The Tri-Centric Orchestra was founded by Anthony Braxton for the recording of the opera Trillium E in the spring of 2010. The project brought together an extraordinary community of creative artists: a family of artists 60-musicians strong, equally comfortable improvising and interpreting the most rigorous notation, wholly committed to pursuing a new American music. The positive energy of the ensemble inspired the Tri-Centric Foundation to recognize the group needs to be a permanent entity, dedicated to performing the large ensemble works of Braxton and similarly forward-thinking composers, as well as developing the composers and conceptualists within its own ranks.

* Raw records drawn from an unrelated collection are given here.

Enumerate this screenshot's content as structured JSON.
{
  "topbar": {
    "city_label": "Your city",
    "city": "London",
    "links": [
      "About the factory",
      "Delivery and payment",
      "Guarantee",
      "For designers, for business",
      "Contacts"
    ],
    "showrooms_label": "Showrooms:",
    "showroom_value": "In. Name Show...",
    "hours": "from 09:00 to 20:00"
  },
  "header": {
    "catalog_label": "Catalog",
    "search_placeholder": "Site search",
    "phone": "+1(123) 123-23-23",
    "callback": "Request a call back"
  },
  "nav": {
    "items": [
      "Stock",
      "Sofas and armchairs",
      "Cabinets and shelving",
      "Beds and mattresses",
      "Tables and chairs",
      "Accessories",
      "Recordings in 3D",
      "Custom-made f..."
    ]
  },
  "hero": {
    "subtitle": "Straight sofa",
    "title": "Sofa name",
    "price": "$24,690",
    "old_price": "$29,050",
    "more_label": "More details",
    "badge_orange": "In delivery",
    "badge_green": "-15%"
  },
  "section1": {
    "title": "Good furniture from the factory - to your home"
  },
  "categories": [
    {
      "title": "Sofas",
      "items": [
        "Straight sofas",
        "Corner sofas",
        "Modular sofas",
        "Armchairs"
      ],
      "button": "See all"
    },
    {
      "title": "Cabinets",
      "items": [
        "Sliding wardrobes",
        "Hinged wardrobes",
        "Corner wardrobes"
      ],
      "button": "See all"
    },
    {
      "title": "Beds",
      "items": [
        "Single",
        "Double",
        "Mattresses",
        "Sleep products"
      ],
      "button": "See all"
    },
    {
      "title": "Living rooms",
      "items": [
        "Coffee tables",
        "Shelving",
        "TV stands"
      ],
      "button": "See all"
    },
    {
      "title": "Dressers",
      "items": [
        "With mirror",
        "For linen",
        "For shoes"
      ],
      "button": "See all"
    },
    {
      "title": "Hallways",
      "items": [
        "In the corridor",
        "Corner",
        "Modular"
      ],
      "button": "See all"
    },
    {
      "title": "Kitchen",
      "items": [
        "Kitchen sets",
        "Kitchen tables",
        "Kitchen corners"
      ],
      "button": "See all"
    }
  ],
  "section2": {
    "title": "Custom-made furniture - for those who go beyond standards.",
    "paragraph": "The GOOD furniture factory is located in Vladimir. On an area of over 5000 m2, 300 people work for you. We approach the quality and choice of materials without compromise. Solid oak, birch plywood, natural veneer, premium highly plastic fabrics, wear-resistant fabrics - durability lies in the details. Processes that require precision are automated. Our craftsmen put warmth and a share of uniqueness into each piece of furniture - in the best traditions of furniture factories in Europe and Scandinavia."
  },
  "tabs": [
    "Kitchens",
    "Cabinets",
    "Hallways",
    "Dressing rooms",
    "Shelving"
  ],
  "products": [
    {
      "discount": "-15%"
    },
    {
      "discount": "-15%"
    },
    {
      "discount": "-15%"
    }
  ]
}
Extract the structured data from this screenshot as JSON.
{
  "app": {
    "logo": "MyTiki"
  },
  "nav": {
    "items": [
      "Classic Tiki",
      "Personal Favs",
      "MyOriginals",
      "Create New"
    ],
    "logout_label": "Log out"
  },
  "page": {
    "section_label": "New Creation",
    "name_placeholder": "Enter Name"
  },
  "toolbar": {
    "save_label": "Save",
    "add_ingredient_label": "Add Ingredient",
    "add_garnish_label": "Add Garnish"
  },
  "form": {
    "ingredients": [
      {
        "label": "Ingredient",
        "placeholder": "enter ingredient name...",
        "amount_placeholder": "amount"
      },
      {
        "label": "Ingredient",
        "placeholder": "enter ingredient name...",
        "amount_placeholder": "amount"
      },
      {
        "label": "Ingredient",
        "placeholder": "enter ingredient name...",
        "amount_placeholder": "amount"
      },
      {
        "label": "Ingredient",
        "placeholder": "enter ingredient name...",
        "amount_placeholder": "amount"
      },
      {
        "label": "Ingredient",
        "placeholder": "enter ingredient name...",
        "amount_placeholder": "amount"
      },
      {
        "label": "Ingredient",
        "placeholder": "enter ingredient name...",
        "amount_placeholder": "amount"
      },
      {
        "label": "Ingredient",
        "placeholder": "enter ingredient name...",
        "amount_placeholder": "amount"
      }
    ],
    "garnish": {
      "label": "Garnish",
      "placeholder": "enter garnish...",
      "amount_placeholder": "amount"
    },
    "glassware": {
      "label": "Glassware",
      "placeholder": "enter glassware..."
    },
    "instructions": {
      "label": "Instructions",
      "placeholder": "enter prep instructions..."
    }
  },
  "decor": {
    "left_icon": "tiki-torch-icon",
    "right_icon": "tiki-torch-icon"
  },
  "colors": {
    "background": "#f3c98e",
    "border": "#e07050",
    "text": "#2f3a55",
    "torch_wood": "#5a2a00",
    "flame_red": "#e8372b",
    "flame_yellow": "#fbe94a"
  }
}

Anthony Braxton’s Trillium Cycle is the ongoing project closest to his heart, where he brings his “restructuralist” vision to the grandest of Western musical traditions: opera. Three of Braxton’s operas have been performed thus far: Trillium A(one act, fully staged in San Diego in 1985), Trillium M (two acts, in a concert performance in London in 1994), andTrillium R (four acts, fully staged in NYC in 1996). The performances of Trillium M and Trillium R both resulted in CDs, with Trillium R released by the previous incarnation of Braxton’s label, Braxton House, and now available here for download. Since 2000, Braxton completed another four-act opera, Trillium E, and is currently working on two more,Trillium J and Trillum X.
Trillium E was recently recorded on March 18-21, 2010 at Systems Two Recording Studio in Brooklyn, NY and is currently in post-production. A cast of 12 vocalists, 12 solo instrumentalists and a 40-piece orchestra was assembled for this session; this cast forms the core of Braxton’s new opera company, and will continue to record, tour and premiere his operatic works in the United States and abroad.
The name “Trillium” is derived from Braxton’s “Tri-Axium” philosophical writings. He sees The Trillium Project as representing the three partials of his life’s work: music (sound logic) systems, thought (philosophical) systems, and ritual and ceremonial (belief) systems. Braxton describes The Trillium Project as an opera complex” of autonomous one-act settings interconnected through twelve recurring character archetypes that illustrate the basic components of his logic system, represented both by the twelve singers and by the same number of improvising instrumental soloists. Each act occurs within a specific dramatic context, but there is no overarching narrative structure; rather, the interest is in how the characters interact within the parameters of a given situation. (These situations range from a corporate board meeting to interplanetary space travel.) Braxton does not shy away from the melodramatic potential of traditional opera: there are swordfights and chases, giants and plagues. However, the “apparent story” is just one of three levels; underlying each act are the “philosophical” and “mystical” dynamics that so deeply inform Braxton’s libretto and music.
Braxton writes, “Events in this sound world attempt to act out a given central concept from many different points of view. There is no single story line in Trillium because there is no point of focus being generated. Instead the audience is given a multi-level event state that fulfills vertical and horizontal strategies (objectives). The wonder of this approach brings a fresh vitality to the music and will allow for a broad range of interpretations. I believe that the medium of opera is directly relevant to cultural alignment and evolution.”